  • Fatty acids, C16-18 and C-18 unsaturated, methyl esters (CAS No. 67762-38-3);
     
  • Fatty acids, canola oil, methyl esters (CAS No.129828-16-6);
     
  • Fatty acids, corn oil, methyl esters (CAS No. 515152-40-6);
     
  • Fatty acids, tallow, methyl esters (CAS No. 61788-61-2); and
     
  • Soybean oil, methyl esters (CAS No. 67784-80-9).

This exemption was created after the Biobased and Renewable Advocacy Group (BRAG®) petitioned EPA in 2014 to create an equivalent exemption for six biodiesel versions of petroleum based chemicals that were already exempt from submitting processing and use information under the CDR rule.


 

On August 26, 2015, Malama Composites, Inc. (Malama) announced that its Studio BioFoam® product had earned the U.S. Department of Agriculture (USDA) Certified Biobased Product Label. This news was followed by a second announcement on August 27, 2015, when another biobased foam produced by Malama, Pacific BioFoam™, also received the Biobased Product Label from the USDA. Malama is a Biobased and Renewable Products Advocacy Group (BRAG®) member that develops and manufactures foams made from sustainable resources. Studio BioFoam is the first and only biobased rigid urethane foam to receive a Certified Biobased Product Label while Pacific BioFoam has the highest biobased content of all commercially available two-part urethane foam systems. Both products are made of zero emission materials, including vegetable polyol and water as a blowing agent.


 

On March 30, 2015, the U.S. Environmental Protection Agency (EPA) withdrew a Direct Final Rule for Partial Exemption of Certain Chemical Substances from Reporting Additional Chemical Data. The direct final rule, issued in January 2015, would have exempted manufacturers of six biobased diesel chemicals from reporting processing and use information for the compounds under the Chemical Data Reporting (CDR) rule. It resulted from a regulatory petition filed by the Biobased and Renewable Advocacy Group (BRAG®). The EPA decision to withdraw the rule was in response to a single comment posted during the short comment period.

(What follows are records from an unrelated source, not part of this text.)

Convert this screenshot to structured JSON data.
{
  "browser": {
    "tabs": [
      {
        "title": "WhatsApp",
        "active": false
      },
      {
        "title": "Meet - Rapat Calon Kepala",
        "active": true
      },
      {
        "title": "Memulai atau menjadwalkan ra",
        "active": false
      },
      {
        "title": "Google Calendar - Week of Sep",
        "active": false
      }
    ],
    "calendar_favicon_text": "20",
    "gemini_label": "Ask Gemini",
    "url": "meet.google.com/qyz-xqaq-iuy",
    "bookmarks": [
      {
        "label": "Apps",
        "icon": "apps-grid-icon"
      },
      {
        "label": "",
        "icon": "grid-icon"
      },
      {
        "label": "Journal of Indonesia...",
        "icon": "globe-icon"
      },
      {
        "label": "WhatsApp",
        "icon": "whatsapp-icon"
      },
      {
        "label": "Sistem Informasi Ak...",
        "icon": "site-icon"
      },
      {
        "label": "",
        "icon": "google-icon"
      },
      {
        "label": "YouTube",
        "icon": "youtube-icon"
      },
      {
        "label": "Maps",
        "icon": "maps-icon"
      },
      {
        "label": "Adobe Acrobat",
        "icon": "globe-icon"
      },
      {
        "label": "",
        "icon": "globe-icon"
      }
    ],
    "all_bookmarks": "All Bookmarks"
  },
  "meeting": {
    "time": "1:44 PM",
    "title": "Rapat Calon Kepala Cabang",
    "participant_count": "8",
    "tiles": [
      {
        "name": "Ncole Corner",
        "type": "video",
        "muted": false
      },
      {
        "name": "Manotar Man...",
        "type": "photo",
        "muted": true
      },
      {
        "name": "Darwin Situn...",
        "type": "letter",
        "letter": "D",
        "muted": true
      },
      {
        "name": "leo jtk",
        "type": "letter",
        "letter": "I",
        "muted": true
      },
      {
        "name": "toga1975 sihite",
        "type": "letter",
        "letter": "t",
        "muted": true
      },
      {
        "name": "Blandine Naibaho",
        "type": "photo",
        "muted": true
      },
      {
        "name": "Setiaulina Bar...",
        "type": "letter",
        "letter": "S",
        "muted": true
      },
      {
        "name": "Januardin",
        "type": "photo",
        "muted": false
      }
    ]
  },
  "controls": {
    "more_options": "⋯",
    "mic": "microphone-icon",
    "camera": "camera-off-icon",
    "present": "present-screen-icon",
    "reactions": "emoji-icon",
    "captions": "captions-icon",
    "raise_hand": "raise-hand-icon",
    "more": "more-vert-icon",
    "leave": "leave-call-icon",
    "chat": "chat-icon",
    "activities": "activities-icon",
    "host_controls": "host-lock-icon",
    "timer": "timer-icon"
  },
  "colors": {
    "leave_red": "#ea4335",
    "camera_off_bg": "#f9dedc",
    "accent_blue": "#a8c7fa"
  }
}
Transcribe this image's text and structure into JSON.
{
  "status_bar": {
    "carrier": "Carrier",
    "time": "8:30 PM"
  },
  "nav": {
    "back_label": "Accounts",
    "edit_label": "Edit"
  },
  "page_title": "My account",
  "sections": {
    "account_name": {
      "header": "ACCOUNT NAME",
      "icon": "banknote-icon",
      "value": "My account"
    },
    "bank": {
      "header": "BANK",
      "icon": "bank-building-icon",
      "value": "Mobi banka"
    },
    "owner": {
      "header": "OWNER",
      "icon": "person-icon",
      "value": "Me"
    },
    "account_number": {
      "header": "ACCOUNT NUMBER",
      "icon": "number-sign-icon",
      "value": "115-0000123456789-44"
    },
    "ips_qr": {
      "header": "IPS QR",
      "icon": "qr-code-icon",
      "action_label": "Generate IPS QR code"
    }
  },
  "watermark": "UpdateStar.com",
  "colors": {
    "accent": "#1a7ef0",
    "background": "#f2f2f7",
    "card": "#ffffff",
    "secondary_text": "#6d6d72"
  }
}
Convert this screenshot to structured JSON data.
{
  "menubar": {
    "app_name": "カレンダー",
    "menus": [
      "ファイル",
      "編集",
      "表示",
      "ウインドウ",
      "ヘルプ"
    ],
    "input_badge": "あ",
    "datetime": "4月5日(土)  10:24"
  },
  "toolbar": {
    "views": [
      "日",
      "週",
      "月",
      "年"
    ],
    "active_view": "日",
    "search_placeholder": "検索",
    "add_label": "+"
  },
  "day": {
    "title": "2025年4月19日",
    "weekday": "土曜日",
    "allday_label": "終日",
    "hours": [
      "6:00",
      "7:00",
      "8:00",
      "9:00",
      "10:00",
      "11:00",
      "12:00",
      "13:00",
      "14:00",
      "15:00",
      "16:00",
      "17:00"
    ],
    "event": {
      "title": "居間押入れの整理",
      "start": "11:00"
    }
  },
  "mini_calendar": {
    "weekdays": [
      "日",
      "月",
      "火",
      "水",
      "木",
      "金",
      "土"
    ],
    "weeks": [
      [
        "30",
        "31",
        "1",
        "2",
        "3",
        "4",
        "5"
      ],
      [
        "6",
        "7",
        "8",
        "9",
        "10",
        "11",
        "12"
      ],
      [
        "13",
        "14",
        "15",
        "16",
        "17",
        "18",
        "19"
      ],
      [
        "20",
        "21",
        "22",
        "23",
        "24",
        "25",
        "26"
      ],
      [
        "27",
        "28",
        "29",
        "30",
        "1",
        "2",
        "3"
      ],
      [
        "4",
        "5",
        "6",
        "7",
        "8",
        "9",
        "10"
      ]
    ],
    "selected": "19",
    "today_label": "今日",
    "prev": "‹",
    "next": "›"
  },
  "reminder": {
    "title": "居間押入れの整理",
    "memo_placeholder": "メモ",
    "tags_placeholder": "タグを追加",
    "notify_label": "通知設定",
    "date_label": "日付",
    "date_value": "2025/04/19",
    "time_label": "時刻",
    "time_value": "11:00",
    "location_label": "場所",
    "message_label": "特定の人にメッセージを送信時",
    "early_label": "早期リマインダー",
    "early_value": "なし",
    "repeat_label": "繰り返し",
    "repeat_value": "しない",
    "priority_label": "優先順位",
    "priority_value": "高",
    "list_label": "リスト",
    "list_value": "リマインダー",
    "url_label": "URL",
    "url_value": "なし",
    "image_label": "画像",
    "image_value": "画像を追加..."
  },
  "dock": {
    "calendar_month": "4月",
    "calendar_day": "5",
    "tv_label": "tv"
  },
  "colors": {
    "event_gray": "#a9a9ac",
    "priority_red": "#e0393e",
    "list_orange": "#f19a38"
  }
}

Kathleen Roberts, BRAG's Executive Director, stated: "Albeit disappointing, the response is not unexpected given the strict procedures associated with direct final rules. EPA has stated it plans to proceed with a proposed rulemaking to list the chemicals soon and we will urge them to move as quickly as possible. Our hope is EPA can complete the rulemaking process in time for the next reporting CDR cycle, which starts in June 2016."

Until the new rule is completed, manufacturers of the six affected biobased diesel chemicals should be prepared to submit processing and use information under the CDR in 2016.

 

 
 1 2 >